Goal of the exercise:
An exact copy of every record below is what's needed here.

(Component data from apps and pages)
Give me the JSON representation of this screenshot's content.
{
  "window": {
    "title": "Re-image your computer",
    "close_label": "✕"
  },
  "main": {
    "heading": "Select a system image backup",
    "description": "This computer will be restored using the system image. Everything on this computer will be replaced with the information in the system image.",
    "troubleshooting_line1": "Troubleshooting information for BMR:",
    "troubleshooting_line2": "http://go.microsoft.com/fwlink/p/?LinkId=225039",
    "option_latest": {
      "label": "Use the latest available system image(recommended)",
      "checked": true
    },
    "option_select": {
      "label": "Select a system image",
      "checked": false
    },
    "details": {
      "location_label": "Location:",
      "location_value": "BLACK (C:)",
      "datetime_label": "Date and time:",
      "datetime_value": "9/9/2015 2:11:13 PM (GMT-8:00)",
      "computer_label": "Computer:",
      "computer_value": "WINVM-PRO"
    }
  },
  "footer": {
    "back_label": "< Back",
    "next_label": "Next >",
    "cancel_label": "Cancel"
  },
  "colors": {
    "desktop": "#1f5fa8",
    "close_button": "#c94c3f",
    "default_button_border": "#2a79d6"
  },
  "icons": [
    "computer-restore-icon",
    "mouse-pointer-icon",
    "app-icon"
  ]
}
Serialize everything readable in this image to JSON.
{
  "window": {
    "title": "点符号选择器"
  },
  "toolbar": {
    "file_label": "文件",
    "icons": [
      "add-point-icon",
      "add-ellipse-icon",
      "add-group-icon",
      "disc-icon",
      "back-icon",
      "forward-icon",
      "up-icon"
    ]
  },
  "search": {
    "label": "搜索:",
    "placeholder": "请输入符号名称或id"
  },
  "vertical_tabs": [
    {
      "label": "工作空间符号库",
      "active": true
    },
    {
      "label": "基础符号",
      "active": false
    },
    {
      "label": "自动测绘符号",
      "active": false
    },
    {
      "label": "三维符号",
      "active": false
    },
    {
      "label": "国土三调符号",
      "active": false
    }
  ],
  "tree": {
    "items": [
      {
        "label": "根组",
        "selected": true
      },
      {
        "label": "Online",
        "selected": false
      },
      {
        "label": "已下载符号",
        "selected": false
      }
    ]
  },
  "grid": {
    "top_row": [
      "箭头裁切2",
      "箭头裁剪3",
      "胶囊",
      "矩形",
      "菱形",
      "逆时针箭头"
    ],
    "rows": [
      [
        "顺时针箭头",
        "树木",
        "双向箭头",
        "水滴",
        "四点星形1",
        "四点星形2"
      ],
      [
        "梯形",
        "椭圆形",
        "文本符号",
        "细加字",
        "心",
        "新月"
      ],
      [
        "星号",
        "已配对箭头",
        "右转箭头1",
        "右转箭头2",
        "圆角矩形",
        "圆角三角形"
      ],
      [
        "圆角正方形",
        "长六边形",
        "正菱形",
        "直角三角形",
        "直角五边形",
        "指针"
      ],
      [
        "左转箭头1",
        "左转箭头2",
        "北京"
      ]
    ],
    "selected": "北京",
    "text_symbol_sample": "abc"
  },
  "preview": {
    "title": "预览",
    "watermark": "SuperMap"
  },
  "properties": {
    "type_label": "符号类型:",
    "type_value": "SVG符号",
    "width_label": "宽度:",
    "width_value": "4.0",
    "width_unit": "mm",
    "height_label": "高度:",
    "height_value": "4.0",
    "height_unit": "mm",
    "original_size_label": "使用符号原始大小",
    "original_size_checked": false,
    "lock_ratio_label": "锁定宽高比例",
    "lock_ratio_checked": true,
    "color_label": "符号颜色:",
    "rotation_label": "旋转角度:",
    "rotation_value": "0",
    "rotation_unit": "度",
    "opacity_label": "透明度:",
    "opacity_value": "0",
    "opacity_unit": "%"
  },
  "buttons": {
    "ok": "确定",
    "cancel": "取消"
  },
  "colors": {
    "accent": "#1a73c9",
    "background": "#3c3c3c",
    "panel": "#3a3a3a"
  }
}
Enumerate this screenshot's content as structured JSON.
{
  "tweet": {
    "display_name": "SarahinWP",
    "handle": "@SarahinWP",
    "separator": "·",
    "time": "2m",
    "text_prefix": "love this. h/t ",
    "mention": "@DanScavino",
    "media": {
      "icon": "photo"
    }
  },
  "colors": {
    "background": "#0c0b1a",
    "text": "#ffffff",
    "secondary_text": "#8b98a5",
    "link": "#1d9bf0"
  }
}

Written solution:
Give me the JSON representation of this screenshot's content.
{
  "window": {
    "title": "Re-image your computer",
    "close_label": "✕"
  },
  "main": {
    "heading": "Select a system image backup",
    "description": "This computer will be restored using the system image. Everything on this computer will be replaced with the information in the system image.",
    "troubleshooting_line1": "Troubleshooting information for BMR:",
    "troubleshooting_line2": "http://go.microsoft.com/fwlink/p/?LinkId=225039",
    "option_latest": {
      "label": "Use the latest available system image(recommended)",
      "checked": true
    },
    "option_select": {
      "label": "Select a system image",
      "checked": false
    },
    "details": {
      "location_label": "Location:",
      "location_value": "BLACK (C:)",
      "datetime_label": "Date and time:",
      "datetime_value": "9/9/2015 2:11:13 PM (GMT-8:00)",
      "computer_label": "Computer:",
      "computer_value": "WINVM-PRO"
    }
  },
  "footer": {
    "back_label": "< Back",
    "next_label": "Next >",
    "cancel_label": "Cancel"
  },
  "colors": {
    "desktop": "#1f5fa8",
    "close_button": "#c94c3f",
    "default_button_border": "#2a79d6"
  },
  "icons": [
    "computer-restore-icon",
    "mouse-pointer-icon",
    "app-icon"
  ]
}
Serialize everything readable in this image to JSON.
{
  "window": {
    "title": "点符号选择器"
  },
  "toolbar": {
    "file_label": "文件",
    "icons": [
      "add-point-icon",
      "add-ellipse-icon",
      "add-group-icon",
      "disc-icon",
      "back-icon",
      "forward-icon",
      "up-icon"
    ]
  },
  "search": {
    "label": "搜索:",
    "placeholder": "请输入符号名称或id"
  },
  "vertical_tabs": [
    {
      "label": "工作空间符号库",
      "active": true
    },
    {
      "label": "基础符号",
      "active": false
    },
    {
      "label": "自动测绘符号",
      "active": false
    },
    {
      "label": "三维符号",
      "active": false
    },
    {
      "label": "国土三调符号",
      "active": false
    }
  ],
  "tree": {
    "items": [
      {
        "label": "根组",
        "selected": true
      },
      {
        "label": "Online",
        "selected": false
      },
      {
        "label": "已下载符号",
        "selected": false
      }
    ]
  },
  "grid": {
    "top_row": [
      "箭头裁切2",
      "箭头裁剪3",
      "胶囊",
      "矩形",
      "菱形",
      "逆时针箭头"
    ],
    "rows": [
      [
        "顺时针箭头",
        "树木",
        "双向箭头",
        "水滴",
        "四点星形1",
        "四点星形2"
      ],
      [
        "梯形",
        "椭圆形",
        "文本符号",
        "细加字",
        "心",
        "新月"
      ],
      [
        "星号",
        "已配对箭头",
        "右转箭头1",
        "右转箭头2",
        "圆角矩形",
        "圆角三角形"
      ],
      [
        "圆角正方形",
        "长六边形",
        "正菱形",
        "直角三角形",
        "直角五边形",
        "指针"
      ],
      [
        "左转箭头1",
        "左转箭头2",
        "北京"
      ]
    ],
    "selected": "北京",
    "text_symbol_sample": "abc"
  },
  "preview": {
    "title": "预览",
    "watermark": "SuperMap"
  },
  "properties": {
    "type_label": "符号类型:",
    "type_value": "SVG符号",
    "width_label": "宽度:",
    "width_value": "4.0",
    "width_unit": "mm",
    "height_label": "高度:",
    "height_value": "4.0",
    "height_unit": "mm",
    "original_size_label": "使用符号原始大小",
    "original_size_checked": false,
    "lock_ratio_label": "锁定宽高比例",
    "lock_ratio_checked": true,
    "color_label": "符号颜色:",
    "rotation_label": "旋转角度:",
    "rotation_value": "0",
    "rotation_unit": "度",
    "opacity_label": "透明度:",
    "opacity_value": "0",
    "opacity_unit": "%"
  },
  "buttons": {
    "ok": "确定",
    "cancel": "取消"
  },
  "colors": {
    "accent": "#1a73c9",
    "background": "#3c3c3c",
    "panel": "#3a3a3a"
  }
}
Enumerate this screenshot's content as structured JSON.
{
  "tweet": {
    "display_name": "SarahinWP",
    "handle": "@SarahinWP",
    "separator": "·",
    "time": "2m",
    "text_prefix": "love this. h/t ",
    "mention": "@DanScavino",
    "media": {
      "icon": "photo"
    }
  },
  "colors": {
    "background": "#0c0b1a",
    "text": "#ffffff",
    "secondary_text": "#8b98a5",
    "link": "#1d9bf0"
  }
}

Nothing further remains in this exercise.